Its original timber fortifications, first mentioned in 1448, were destroyed by the invading Turks in the late 15th century. A more secure stone fort, intended to defend the Bârlad Road from Lviv to Romania, was built in Stare Selo in the 1580s. Those walls were breached and rendered useless by Khmelnytsky's Cossacks during the Siege of Lviv in 1648.
The existing fortress, almost triangular in shape, with 15-metre high walls and a ceremonial gate on the south side, was commissioned by Prince Władysław Dominik Zasławski, one of the last members of the Ostrogski family. The citadel was erected in 1649-54 and formerly contained the palatial residence of Prince Zaslawski, one of the richest landowners of Eastern Europe and brother-in-law of King John III Sobieski.

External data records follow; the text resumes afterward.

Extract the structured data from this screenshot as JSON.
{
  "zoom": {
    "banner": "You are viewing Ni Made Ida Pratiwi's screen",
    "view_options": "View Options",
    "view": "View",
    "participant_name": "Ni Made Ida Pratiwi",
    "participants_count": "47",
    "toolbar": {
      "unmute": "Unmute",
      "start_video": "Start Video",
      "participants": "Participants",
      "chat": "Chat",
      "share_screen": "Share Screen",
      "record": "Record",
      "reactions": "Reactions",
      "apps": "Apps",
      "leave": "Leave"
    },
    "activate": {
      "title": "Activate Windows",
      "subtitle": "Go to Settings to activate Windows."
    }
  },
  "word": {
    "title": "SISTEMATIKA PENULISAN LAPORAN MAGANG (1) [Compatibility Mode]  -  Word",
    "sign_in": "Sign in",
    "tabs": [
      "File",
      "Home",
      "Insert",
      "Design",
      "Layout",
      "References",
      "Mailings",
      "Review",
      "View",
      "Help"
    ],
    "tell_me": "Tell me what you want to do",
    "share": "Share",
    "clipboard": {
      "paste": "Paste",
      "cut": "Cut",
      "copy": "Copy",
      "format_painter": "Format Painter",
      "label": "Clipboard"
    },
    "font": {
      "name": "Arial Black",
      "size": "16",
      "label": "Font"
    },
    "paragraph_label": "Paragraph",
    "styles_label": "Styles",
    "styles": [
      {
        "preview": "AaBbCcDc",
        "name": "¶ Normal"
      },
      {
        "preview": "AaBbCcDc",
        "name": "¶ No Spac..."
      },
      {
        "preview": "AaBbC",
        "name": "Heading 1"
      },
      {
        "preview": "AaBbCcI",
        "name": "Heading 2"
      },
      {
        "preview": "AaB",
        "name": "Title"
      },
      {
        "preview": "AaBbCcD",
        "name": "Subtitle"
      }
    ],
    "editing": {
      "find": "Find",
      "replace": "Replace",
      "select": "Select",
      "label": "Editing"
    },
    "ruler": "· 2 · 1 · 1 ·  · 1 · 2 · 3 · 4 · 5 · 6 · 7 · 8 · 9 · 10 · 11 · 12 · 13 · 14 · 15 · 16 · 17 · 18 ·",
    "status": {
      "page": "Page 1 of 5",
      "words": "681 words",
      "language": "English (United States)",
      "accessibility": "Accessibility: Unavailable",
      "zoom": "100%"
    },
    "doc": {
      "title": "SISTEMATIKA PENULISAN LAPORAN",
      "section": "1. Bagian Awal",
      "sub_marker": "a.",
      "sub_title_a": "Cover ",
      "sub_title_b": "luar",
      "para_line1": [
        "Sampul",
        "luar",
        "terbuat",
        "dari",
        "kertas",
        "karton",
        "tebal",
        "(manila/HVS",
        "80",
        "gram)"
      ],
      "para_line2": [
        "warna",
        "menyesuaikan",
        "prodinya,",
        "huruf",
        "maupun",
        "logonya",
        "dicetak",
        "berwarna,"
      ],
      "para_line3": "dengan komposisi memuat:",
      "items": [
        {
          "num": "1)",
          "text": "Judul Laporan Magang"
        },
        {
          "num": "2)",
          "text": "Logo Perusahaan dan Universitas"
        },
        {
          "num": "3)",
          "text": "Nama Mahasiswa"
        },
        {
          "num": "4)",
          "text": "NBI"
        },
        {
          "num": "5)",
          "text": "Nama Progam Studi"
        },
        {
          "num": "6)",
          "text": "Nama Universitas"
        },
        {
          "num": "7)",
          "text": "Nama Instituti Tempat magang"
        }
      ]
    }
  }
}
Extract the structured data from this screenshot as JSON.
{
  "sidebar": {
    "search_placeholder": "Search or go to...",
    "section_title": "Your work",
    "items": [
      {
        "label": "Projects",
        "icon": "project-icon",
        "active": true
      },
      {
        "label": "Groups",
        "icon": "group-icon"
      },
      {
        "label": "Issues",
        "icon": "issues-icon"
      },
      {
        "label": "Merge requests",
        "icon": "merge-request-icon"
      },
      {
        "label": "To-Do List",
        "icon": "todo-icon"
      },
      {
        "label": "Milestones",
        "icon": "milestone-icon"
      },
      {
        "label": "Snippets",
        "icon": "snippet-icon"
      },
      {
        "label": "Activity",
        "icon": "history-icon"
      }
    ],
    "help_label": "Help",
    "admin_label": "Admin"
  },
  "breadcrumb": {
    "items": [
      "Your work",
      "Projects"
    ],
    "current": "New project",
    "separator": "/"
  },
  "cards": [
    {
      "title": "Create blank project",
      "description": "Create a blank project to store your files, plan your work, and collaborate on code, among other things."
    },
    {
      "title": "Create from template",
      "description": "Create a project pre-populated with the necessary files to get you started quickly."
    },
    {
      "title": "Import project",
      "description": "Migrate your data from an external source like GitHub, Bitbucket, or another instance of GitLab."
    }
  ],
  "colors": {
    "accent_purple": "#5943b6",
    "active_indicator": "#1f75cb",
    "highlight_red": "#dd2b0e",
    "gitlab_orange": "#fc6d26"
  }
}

After Prince Zaslawski died in Stare Selo in 1656, the fortress gradually fell into disrepair, although it successfully withstood a siege by the Turks in 1674.